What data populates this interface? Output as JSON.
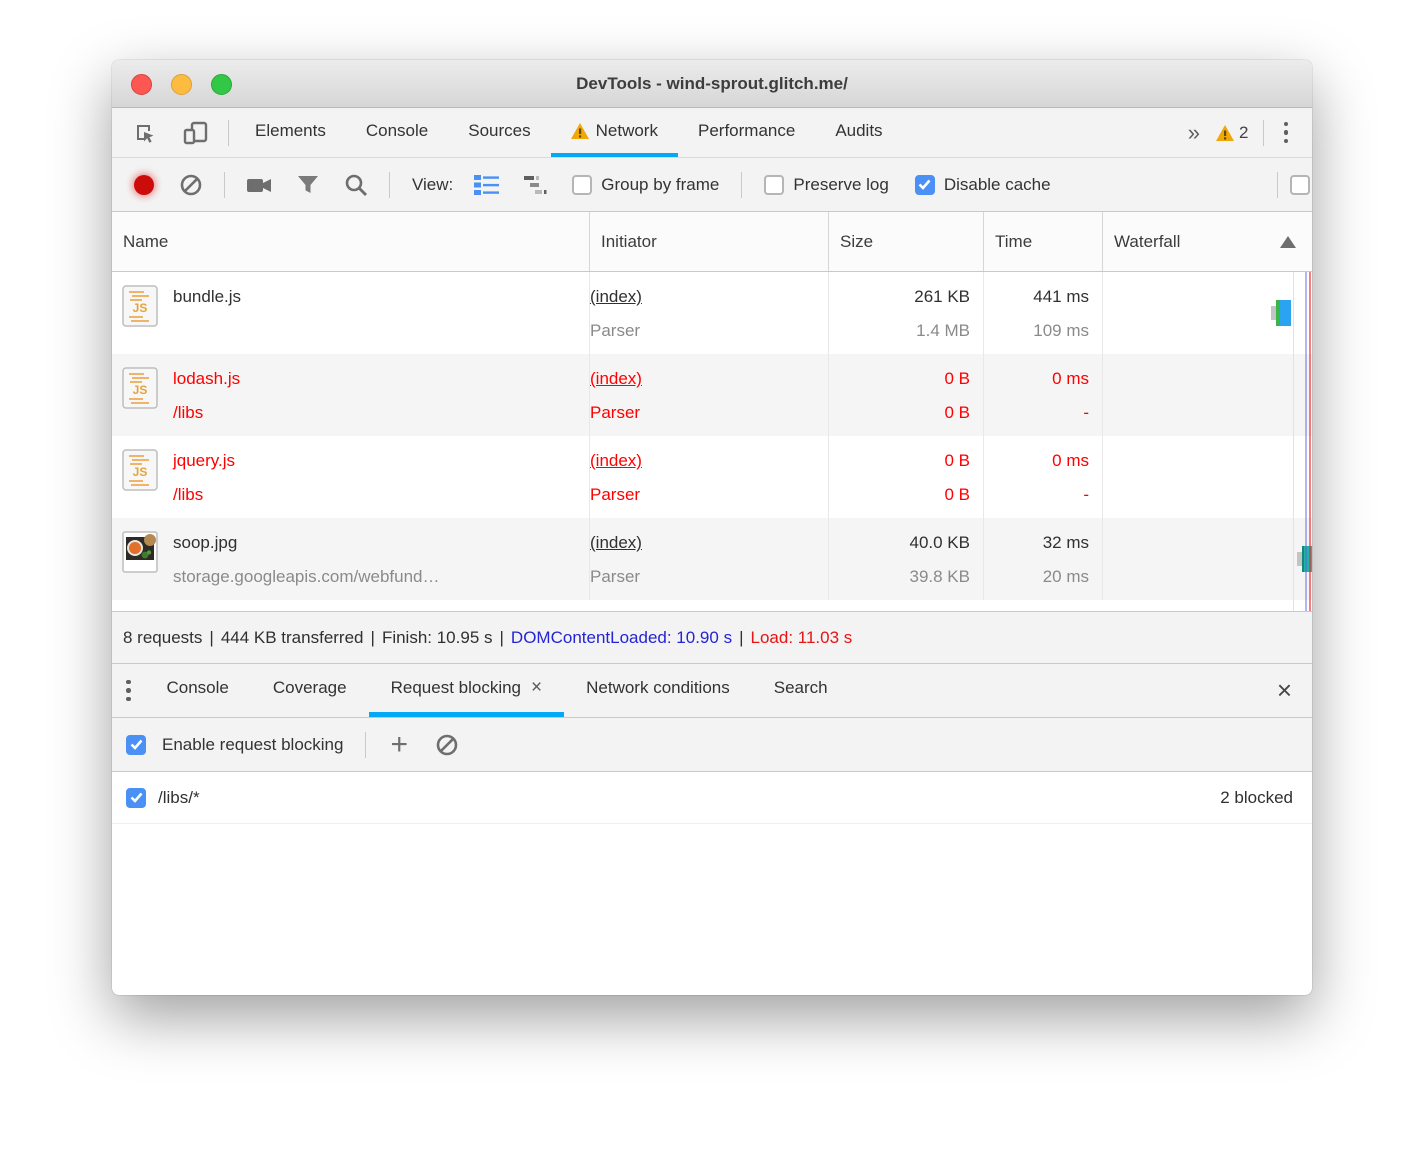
{
  "window_title": "DevTools - wind-sprout.glitch.me/",
  "main_tabs": {
    "elements": "Elements",
    "console": "Console",
    "sources": "Sources",
    "network": "Network",
    "performance": "Performance",
    "audits": "Audits",
    "warning_badge": "2"
  },
  "icons": {
    "overflow_chevron": "»",
    "close": "×",
    "add": "+",
    "kebab": "⋮"
  },
  "toolbar": {
    "view_label": "View:",
    "group_by_frame": "Group by frame",
    "preserve_log": "Preserve log",
    "disable_cache": "Disable cache"
  },
  "table": {
    "headers": {
      "name": "Name",
      "initiator": "Initiator",
      "size": "Size",
      "time": "Time",
      "waterfall": "Waterfall"
    },
    "rows": [
      {
        "name": "bundle.js",
        "subname": "",
        "initiator": "(index)",
        "initiator_sub": "Parser",
        "size": "261 KB",
        "size_sub": "1.4 MB",
        "time": "441 ms",
        "time_sub": "109 ms",
        "failed": false,
        "icon": "js-file"
      },
      {
        "name": "lodash.js",
        "subname": "/libs",
        "initiator": "(index)",
        "initiator_sub": "Parser",
        "size": "0 B",
        "size_sub": "0 B",
        "time": "0 ms",
        "time_sub": "-",
        "failed": true,
        "icon": "js-file"
      },
      {
        "name": "jquery.js",
        "subname": "/libs",
        "initiator": "(index)",
        "initiator_sub": "Parser",
        "size": "0 B",
        "size_sub": "0 B",
        "time": "0 ms",
        "time_sub": "-",
        "failed": true,
        "icon": "js-file"
      },
      {
        "name": "soop.jpg",
        "subname": "storage.googleapis.com/webfund…",
        "initiator": "(index)",
        "initiator_sub": "Parser",
        "size": "40.0 KB",
        "size_sub": "39.8 KB",
        "time": "32 ms",
        "time_sub": "20 ms",
        "failed": false,
        "icon": "image-file"
      }
    ]
  },
  "summary": {
    "requests": "8 requests",
    "transferred": "444 KB transferred",
    "finish": "Finish: 10.95 s",
    "dom_content_loaded": "DOMContentLoaded: 10.90 s",
    "load": "Load: 11.03 s",
    "separator": "|"
  },
  "drawer": {
    "console": "Console",
    "coverage": "Coverage",
    "request_blocking": "Request blocking",
    "network_conditions": "Network conditions",
    "search": "Search"
  },
  "blocking": {
    "enable_label": "Enable request blocking",
    "patterns": [
      {
        "pattern": "/libs/*",
        "blocked_count": "2 blocked",
        "checked": true
      }
    ]
  },
  "colors": {
    "accent_blue": "#03a9f4",
    "checkbox_blue": "#4a90f5",
    "error_red": "#ff0000",
    "dcl_blue": "#2424d6",
    "load_red": "#e81313",
    "warning_amber": "#f0a70a"
  }
}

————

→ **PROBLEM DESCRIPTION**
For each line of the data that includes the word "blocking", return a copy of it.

→ **WORKED SOLUTION**
    "request_blocking": "Request blocking",
  "blocking": {
    "enable_label": "Enable request blocking",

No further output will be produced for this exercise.